__Data shown__
────
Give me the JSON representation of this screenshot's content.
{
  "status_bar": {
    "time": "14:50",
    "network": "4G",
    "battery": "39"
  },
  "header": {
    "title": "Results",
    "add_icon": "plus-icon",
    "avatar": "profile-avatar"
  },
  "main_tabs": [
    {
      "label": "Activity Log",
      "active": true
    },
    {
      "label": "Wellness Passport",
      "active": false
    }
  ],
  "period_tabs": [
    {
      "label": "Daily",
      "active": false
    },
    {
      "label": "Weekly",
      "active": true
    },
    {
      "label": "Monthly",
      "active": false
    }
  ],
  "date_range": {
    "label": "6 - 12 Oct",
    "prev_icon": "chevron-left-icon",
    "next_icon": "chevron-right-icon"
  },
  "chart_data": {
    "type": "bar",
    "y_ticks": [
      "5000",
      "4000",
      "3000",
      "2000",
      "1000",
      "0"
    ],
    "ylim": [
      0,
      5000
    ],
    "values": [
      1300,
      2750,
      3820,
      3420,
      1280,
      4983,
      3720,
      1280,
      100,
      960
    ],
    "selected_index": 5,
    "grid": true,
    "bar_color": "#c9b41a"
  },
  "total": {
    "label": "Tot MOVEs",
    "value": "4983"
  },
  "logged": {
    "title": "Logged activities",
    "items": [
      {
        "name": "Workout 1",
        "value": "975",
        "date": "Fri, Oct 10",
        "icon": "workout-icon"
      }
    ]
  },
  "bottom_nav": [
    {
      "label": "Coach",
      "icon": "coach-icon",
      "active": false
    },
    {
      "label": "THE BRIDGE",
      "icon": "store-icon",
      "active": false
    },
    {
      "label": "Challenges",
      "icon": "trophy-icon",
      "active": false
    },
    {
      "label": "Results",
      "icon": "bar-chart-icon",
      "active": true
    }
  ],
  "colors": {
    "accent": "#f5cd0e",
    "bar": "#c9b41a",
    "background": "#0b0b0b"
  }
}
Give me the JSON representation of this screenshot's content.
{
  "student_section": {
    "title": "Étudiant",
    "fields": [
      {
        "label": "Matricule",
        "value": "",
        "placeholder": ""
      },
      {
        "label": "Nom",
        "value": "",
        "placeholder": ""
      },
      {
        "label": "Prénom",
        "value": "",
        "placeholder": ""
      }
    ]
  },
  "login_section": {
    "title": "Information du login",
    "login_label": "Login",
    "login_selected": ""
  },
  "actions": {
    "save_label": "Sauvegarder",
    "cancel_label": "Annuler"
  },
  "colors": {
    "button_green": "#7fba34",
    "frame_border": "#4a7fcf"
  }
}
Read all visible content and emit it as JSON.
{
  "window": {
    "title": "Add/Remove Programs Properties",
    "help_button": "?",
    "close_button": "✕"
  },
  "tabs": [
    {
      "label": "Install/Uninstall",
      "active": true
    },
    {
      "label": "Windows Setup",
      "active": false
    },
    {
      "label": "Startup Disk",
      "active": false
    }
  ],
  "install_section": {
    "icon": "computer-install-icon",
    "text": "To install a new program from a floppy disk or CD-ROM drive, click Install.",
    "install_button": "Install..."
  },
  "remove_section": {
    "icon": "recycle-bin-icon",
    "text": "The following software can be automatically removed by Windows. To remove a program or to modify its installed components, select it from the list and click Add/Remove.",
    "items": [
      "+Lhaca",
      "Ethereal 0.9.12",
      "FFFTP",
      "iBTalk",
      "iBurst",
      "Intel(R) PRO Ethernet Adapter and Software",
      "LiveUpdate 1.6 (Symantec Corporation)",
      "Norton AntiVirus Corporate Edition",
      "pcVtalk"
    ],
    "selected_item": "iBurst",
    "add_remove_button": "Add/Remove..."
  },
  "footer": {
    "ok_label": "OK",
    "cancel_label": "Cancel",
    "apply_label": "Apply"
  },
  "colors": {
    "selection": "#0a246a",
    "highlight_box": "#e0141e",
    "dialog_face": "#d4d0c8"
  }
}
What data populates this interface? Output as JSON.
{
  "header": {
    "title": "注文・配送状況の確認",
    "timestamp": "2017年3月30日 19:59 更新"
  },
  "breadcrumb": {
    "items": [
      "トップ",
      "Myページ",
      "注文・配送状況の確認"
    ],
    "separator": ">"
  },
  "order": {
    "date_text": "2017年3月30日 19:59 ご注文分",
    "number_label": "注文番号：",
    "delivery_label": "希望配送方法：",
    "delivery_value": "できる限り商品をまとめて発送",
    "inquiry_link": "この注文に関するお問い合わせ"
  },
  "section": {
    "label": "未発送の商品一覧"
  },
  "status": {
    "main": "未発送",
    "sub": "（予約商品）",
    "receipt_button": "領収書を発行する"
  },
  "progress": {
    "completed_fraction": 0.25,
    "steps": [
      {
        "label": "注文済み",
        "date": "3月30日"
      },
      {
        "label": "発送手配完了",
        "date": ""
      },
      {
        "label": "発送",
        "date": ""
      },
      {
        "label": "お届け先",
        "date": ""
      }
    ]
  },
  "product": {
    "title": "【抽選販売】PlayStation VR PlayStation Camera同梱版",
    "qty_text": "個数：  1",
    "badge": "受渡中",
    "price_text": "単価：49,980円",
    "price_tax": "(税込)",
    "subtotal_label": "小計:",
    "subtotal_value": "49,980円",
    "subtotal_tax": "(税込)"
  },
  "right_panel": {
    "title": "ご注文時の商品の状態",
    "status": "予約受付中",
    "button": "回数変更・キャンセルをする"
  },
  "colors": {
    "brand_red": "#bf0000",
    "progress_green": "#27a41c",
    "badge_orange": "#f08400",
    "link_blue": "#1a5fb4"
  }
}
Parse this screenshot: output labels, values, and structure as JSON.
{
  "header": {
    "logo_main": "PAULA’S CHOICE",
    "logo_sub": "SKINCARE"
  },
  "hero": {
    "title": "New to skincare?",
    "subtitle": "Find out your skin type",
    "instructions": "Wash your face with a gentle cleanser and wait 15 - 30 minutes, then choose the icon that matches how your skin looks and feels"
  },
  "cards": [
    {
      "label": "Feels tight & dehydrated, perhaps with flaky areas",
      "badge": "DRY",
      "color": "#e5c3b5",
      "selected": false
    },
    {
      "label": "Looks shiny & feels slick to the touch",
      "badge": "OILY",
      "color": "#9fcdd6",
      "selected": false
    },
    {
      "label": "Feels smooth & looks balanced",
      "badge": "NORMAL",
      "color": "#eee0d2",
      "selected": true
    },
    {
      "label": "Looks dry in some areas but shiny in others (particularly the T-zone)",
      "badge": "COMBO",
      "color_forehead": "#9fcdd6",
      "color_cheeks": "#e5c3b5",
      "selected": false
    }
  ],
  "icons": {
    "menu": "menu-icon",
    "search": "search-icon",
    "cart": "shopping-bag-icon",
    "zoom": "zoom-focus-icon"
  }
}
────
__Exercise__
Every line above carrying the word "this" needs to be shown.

__Result__
Give me the JSON representation of this screenshot's content.
Give me the JSON representation of this screenshot's content.
What data populates this interface? Output as JSON.
Parse this screenshot: output labels, values, and structure as JSON.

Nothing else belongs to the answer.